Obama’s pick to run Pentagon grilled by lawmakers
WASHINGTON (AP) — President Barack Obama’s pick to run the Pentagon was grilled Wednesday by Republicans who used his confirmation hearing to criticize White House foreign policy on every front — from battling Islamic State militants to supporting Ukraine to trying to shutter the U.S. prison at Guantanamo Bay.
Ashton Carter is on the fast track to being the president’s fourth defense secretary in six years, but despite back surgery he endured several hours of questioning by members of the Senate Armed Services Committee, now in Republican control.
Committee Chairman John McCain, a Republican, praised the nominee as an honest, hard-working and respected defense professional. Then he pounced on Obama’s strategy to combat Islamic State militants, who have seized territory in Iraq and Syria and have drawn worldwide condemnation for their brutal killings, including burning a Jordanian pilot alive in a cage.
McCain pointedly asked Carter what the administration’s strategy was to confront IS.
Carter said the goal was to defeat the Islamic State forces in a way that “once they are beaten they stay beaten.” In Iraq, that will be the job of the Iraqi security forces, which Carter said he understood would begin to take back territory in coming months. In Syria, the U.S. is helping build a fighting force of moderate Syrian regional forces to take on the militants.
“It doesn’t sound like a strategy to me,” McCain said. “It sounds like a series of goals.”
Sen. Lindsey Graham, a Republican, peppered Carter with questions about U.S. policy on Syria, where civilians are dodging bullets and bombs from President Bashar Assad’s forces in the crossfire of a war that has killed more than 200,000.

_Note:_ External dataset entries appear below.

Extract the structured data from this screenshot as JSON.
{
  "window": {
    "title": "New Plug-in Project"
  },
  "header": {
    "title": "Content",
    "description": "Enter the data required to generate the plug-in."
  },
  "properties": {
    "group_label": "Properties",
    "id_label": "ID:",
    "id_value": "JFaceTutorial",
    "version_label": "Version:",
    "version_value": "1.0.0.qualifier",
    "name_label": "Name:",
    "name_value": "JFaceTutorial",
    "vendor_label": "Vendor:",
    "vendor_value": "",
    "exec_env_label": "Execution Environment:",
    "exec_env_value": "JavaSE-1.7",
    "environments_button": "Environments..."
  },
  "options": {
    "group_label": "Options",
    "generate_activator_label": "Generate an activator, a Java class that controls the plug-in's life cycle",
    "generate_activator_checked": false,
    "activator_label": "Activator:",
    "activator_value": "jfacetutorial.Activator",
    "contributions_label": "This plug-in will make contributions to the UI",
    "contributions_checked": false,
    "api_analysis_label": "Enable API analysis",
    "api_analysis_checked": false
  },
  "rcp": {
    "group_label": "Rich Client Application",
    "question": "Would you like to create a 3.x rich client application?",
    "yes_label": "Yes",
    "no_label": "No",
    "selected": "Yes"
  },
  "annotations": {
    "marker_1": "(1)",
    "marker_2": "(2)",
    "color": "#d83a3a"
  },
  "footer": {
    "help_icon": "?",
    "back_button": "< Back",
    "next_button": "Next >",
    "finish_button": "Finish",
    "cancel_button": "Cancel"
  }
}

“How can we train up a Free Syrian Army or send any other force into Syria if we don’t first deal with the Assad air threat?” Graham asked. “How in the world could you train somebody to go fight IS and then one day, they turn on Assad and not expect him to kill them before they get the capacity to come after him one day? How does this work without dealing with Assad?”
Carter said he agreed that IS and Assad are both problems in Syria. The forces the U.S. is supporting have the job of defeating IS, but they also need to be creating the conditions for the ouster of Assad, he said. “That’s a much more complex task, I understand that, I’m now trying to oversimplify it, but I think that’s got to be at the end of the road,” Carter said.
McCain wasn’t satisfied with that answer either.
“You really didn’t respond, in all due respect, Dr. Carter, to sending young Syrians in — training them in Saudi Arabia and sending them into Syria to be barrel-bombed by Bashar Assad,” McCain said. “I hope you will rethink your answer.”
Even though Carter faces an easy confirmation as early as next week, the 60-year-old physicist by training — and a highly regarded thinker on strategy, budgets and policy — was subjected to some four hours of questioning.
He served twice previously in Obama’s Pentagon, most recently as deputy defense secretary from 2011 to 2013. He was assistant secretary of defense for international security policy during the administration of President Bill Clinton. He is steeped in the intricacies of missile defense, U.S. nuclear weapons, U.S.-China relations and the evolution of North Korea’s nuclear program.
While he has the resume for the job, it’s unclear whether Carter would find more success than current Defense Secretary Chuck Hagel in jelling with Obama’s inner circle. The president’s relationship with the Pentagon has often been strained and McCain said he hoped Carter would push back on any attempt by the White House to micromanage the Defense Department, or over-centralize U.S. foreign and defense policies.